As far as chops vs. musicality, playing musically is very important. Let's face it, what good is learning to play the drums at all if you're not going to be a musical drummer? However, learning to play musically is not a part of the WFD contests and shouldn't be. This is something that drummers must learn on their own. The WFD is concerned with just one aspect of drumming and that is building chops, and chops are a critically important addition to any drummer's bag of tricks as they play a key role in creativity. What good is inventing some really cool groove or fill during a performance if you don't have the chops to execute it cleanly and accurately?

Well said. I think both are important. Drummers must have both. I know I have found myself many a night near the end of a three hour gig wishing I had more chops.

Results! Why, man, I have gotten a lot of results. I know several thousand things that won't work.

-Thomas A. Edison

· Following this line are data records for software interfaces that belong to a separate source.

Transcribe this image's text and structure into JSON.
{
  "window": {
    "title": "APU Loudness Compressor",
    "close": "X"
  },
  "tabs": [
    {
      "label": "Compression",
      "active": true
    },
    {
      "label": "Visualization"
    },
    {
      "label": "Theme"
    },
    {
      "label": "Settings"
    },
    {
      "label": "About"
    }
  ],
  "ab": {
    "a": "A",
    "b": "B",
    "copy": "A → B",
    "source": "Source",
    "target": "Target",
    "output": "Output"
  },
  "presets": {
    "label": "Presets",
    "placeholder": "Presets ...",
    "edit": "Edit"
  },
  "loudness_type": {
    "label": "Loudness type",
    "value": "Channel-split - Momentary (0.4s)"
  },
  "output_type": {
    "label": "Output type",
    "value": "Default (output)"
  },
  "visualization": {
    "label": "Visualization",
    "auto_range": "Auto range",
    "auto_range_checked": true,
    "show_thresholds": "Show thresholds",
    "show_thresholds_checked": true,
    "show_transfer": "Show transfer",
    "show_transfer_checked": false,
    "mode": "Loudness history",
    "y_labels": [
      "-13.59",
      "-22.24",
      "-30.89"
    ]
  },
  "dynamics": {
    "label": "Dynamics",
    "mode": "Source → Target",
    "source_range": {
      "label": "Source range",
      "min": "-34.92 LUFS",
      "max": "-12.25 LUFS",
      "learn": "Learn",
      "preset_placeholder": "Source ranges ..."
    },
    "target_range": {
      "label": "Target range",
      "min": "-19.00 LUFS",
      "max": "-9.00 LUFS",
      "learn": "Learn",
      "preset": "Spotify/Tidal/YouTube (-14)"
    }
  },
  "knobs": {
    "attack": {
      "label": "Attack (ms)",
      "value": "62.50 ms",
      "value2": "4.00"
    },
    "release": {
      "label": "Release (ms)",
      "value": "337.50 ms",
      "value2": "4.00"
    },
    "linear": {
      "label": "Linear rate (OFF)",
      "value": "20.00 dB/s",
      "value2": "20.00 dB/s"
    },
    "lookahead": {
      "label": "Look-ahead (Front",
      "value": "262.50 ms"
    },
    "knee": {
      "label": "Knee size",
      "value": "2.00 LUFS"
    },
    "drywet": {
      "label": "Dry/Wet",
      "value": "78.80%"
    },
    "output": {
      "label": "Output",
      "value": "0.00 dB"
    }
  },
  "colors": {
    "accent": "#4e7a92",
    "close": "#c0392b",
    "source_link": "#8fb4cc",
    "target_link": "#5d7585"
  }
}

ZoLo

Member since 8-5-03

21 posts 12-05-03, 07:50 PM (EST)

 

17. "RE: For that matter...who are..."

In response to message #16

 

>Well said. I think both are important. Drummers must have

>both. I know I have found myself many a night near the end

>of a three hour gig wishing I had more chops.

True, the article makes good points. I just wondered if he was being voted one of the best in the area because he could wail on a practice pad. What band does the guy play with?

ZoLo